WHAT IS EXPECTED => Select all lines holding the word "PRIA" from the entries that follow.

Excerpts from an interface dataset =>
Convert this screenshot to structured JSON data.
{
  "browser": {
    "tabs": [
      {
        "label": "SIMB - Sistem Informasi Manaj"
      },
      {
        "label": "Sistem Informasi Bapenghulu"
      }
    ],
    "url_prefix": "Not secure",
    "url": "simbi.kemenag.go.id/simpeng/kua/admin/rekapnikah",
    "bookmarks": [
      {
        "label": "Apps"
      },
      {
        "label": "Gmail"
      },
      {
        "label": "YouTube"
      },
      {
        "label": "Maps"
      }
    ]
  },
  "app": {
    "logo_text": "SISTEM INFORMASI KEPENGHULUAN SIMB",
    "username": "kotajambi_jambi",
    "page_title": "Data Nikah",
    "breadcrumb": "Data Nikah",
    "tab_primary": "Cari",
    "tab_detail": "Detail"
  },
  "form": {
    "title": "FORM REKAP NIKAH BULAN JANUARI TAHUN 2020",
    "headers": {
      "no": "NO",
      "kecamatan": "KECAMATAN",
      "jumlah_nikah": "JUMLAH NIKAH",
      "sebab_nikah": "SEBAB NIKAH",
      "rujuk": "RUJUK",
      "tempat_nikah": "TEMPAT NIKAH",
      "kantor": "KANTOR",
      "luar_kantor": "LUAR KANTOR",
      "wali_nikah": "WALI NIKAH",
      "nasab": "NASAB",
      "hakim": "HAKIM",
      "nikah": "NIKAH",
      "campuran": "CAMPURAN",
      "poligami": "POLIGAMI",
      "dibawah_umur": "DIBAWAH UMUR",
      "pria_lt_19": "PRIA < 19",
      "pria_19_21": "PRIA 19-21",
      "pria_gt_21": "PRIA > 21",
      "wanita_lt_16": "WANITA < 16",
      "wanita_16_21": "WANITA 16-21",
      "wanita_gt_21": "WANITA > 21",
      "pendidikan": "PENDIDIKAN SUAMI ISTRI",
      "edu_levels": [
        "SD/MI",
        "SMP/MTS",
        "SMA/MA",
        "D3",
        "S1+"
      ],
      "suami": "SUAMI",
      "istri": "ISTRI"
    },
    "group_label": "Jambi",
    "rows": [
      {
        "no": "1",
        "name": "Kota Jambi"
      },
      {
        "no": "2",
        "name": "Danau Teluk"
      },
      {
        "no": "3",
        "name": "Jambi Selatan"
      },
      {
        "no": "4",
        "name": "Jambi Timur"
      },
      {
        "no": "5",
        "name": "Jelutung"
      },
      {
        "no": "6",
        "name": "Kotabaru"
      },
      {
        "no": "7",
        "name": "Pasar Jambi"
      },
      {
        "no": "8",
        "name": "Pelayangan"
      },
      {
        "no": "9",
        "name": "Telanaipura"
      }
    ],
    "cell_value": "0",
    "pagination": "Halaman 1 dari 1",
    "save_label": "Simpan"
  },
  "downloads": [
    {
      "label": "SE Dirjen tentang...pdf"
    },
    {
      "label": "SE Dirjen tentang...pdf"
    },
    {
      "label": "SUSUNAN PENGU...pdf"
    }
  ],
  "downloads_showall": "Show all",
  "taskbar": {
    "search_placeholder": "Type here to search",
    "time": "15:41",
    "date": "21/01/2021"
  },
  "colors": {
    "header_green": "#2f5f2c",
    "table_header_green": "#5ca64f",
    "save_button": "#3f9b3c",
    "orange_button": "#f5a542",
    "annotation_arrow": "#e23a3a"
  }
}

YOUR SOLUTION =>
      "pria_lt_19": "PRIA < 19",
      "pria_19_21": "PRIA 19-21",
      "pria_gt_21": "PRIA > 21",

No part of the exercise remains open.